→ WHAT THE EXERCISE ASKS
Emit the entire listing verbatim.

[DATA SHOWN Boundary: Start]

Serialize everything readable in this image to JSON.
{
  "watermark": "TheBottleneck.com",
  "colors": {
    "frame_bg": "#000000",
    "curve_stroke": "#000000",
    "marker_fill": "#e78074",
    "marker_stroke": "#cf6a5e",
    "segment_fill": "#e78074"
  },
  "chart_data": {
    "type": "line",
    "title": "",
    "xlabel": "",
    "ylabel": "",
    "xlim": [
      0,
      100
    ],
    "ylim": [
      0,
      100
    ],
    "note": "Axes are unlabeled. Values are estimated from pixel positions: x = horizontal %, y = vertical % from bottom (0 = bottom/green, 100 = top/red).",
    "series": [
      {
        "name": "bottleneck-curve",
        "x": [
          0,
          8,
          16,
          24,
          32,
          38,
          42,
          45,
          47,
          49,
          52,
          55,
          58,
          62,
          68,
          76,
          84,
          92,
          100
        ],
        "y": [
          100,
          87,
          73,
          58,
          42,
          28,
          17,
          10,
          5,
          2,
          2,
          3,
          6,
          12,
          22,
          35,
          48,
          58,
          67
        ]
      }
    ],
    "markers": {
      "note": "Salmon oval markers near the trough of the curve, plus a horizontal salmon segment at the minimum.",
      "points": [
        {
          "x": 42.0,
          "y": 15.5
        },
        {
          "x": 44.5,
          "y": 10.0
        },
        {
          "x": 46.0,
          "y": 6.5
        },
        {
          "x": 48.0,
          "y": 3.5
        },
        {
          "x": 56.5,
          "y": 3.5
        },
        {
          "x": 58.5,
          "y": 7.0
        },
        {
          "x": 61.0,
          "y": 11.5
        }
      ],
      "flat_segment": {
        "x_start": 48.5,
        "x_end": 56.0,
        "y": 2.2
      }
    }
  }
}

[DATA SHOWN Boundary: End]

→ OUTPUT
Serialize everything readable in this image to JSON.
{
  "watermark": "TheBottleneck.com",
  "colors": {
    "frame_bg": "#000000",
    "curve_stroke": "#000000",
    "marker_fill": "#e78074",
    "marker_stroke": "#cf6a5e",
    "segment_fill": "#e78074"
  },
  "chart_data": {
    "type": "line",
    "title": "",
    "xlabel": "",
    "ylabel": "",
    "xlim": [
      0,
      100
    ],
    "ylim": [
      0,
      100
    ],
    "note": "Axes are unlabeled. Values are estimated from pixel positions: x = horizontal %, y = vertical % from bottom (0 = bottom/green, 100 = top/red).",
    "series": [
      {
        "name": "bottleneck-curve",
        "x": [
          0,
          8,
          16,
          24,
          32,
          38,
          42,
          45,
          47,
          49,
          52,
          55,
          58,
          62,
          68,
          76,
          84,
          92,
          100
        ],
        "y": [
          100,
          87,
          73,
          58,
          42,
          28,
          17,
          10,
          5,
          2,
          2,
          3,
          6,
          12,
          22,
          35,
          48,
          58,
          67
        ]
      }
    ],
    "markers": {
      "note": "Salmon oval markers near the trough of the curve, plus a horizontal salmon segment at the minimum.",
      "points": [
        {
          "x": 42.0,
          "y": 15.5
        },
        {
          "x": 44.5,
          "y": 10.0
        },
        {
          "x": 46.0,
          "y": 6.5
        },
        {
          "x": 48.0,
          "y": 3.5
        },
        {
          "x": 56.5,
          "y": 3.5
        },
        {
          "x": 58.5,
          "y": 7.0
        },
        {
          "x": 61.0,
          "y": 11.5
        }
      ],
      "flat_segment": {
        "x_start": 48.5,
        "x_end": 56.0,
        "y": 2.2
      }
    }
  }
}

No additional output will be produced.